[Wed Jun 17 11:34:27.181869 2015] [ssl:info] [pid 6112] [client 184.108.40.206:44048] AH02276: Certificate Verification: Error (20): unable to get local issuer certificate [subject: CN=USERTrust RSA Certification Authority,O=The USERTRUST Network,L=Jersey City,ST=New Jersey,C=US / issuer: CN=AddTrust External CA Root,OU=AddTrust External TTP Network,O=AddTrust AB,C=SE / serial: 13EA28705BF4ECED0C36630980614336 / notbefore: May 30 10:48:38 2000 GMT / notafter: May 30 10:48:38 2020 GMT
It looks as though the UserTrust certificate that Gandi provide isn’t being trusted, and Apache is looking for the AddTrust CA Certificate. Searching Google for “AddTrust CA root” lead me to a comodo knowledgebase page which provides the certificate.
ca-chain.pem and restarting Apache worked, and once I’d restarted Apache I could make my request fine.
The AddTrust CA certificate can replace the UserTrust certificate, so to generate a complete CA chain for certificates signed by Gandi, you need the following certificates in order:
- Your public cert
- Gandi intermediate certificates (SHA2)
- AddTrust cert
You can verify that all of the correct CA certificates are loaded with the following command (where
combined.pem is your private key and public cert concatenated):
openssl s_client -cert /path/to/combined.pem -connect ec2-1-2-3-4.compute-1.amazonaws.com:443
There should be a section in the response that contains the following:
Acceptable client certificate CA names /C=FR/ST=Paris/L=Paris/O=Gandi/CN=Gandi Standard SSL CA 2 /OU=Domain Control Validated/OU=Gandi Standard SSL/CN=sub.example.com /C=US/ST=New Jersey/L=Jersey City/O=The USERTRUST Network/CN=USERTrust RSA Certification Authority /C=SE/O=AddTrust AB/OU=AddTrust External TTP Network/CN=AddTrust External CA Root
If you’re missing any of them, double check
ca-chain.pem and make sure that all the certificates that you’re expecting are in there.

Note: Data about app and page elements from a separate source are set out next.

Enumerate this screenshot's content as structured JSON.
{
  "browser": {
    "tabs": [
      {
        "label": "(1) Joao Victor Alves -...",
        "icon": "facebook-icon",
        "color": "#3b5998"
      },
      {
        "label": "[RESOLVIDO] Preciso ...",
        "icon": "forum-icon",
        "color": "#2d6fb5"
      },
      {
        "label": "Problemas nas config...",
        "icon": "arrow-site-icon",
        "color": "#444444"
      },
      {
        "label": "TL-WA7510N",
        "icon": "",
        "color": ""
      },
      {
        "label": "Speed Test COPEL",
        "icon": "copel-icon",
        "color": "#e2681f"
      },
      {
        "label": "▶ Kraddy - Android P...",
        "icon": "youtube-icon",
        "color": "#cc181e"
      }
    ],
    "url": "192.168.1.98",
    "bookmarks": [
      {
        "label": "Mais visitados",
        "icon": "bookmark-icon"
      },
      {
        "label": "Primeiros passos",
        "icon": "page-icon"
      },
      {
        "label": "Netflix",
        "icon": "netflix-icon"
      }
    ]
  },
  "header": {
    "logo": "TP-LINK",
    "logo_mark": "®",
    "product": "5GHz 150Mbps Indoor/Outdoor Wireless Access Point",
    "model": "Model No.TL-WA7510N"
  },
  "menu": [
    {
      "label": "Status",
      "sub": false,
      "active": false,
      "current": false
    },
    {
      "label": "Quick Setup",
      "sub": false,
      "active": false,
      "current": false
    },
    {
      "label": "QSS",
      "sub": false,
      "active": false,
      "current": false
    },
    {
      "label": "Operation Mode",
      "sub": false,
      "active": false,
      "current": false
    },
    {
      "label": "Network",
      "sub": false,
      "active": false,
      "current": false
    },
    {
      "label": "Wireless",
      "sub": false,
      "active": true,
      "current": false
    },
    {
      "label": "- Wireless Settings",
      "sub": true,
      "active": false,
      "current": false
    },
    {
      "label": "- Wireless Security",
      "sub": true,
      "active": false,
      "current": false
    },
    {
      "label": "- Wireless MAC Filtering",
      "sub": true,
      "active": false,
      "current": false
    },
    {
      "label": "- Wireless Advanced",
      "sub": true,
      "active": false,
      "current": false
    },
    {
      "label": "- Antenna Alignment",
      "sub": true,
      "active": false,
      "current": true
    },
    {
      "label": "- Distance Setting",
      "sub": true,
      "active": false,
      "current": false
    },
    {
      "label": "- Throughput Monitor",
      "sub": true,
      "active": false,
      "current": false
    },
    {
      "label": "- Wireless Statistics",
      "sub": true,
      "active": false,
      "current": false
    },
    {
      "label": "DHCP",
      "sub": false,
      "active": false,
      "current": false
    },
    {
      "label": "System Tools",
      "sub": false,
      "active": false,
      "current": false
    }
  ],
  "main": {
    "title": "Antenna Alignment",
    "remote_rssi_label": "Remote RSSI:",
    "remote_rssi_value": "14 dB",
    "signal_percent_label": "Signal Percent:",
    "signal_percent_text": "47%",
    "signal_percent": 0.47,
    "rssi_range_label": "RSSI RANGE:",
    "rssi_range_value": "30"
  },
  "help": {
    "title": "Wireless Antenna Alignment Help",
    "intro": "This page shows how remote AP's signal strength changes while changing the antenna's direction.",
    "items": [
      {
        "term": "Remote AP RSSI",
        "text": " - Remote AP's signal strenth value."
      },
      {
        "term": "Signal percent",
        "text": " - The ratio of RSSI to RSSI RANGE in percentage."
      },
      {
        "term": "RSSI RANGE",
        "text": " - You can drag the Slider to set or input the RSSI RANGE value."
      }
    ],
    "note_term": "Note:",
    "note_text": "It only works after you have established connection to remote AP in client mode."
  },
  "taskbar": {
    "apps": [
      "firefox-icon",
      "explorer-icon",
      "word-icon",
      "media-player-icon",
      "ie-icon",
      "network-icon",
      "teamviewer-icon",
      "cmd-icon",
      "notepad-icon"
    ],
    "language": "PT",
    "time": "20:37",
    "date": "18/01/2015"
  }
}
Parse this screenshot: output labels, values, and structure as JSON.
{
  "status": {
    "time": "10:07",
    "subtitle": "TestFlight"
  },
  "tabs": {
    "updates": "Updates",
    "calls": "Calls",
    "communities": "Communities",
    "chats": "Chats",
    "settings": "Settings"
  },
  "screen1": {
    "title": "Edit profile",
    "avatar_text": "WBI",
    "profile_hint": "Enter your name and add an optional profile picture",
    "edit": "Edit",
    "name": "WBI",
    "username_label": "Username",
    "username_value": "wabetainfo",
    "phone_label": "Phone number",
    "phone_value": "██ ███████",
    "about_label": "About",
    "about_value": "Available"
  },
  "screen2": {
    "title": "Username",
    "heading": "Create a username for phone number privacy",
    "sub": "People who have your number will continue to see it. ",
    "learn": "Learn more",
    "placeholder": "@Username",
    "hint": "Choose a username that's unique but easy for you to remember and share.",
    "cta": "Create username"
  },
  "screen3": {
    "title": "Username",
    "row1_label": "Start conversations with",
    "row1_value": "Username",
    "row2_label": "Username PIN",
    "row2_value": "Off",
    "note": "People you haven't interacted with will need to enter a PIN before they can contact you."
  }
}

Michael is a polyglot software engineer, committed to reducing complexity in systems and making them more predictable. Working with a variety of languages and tools, he shares his technical expertise to audiences all around the world at user groups and conferences. You can follow @mheap on Twitter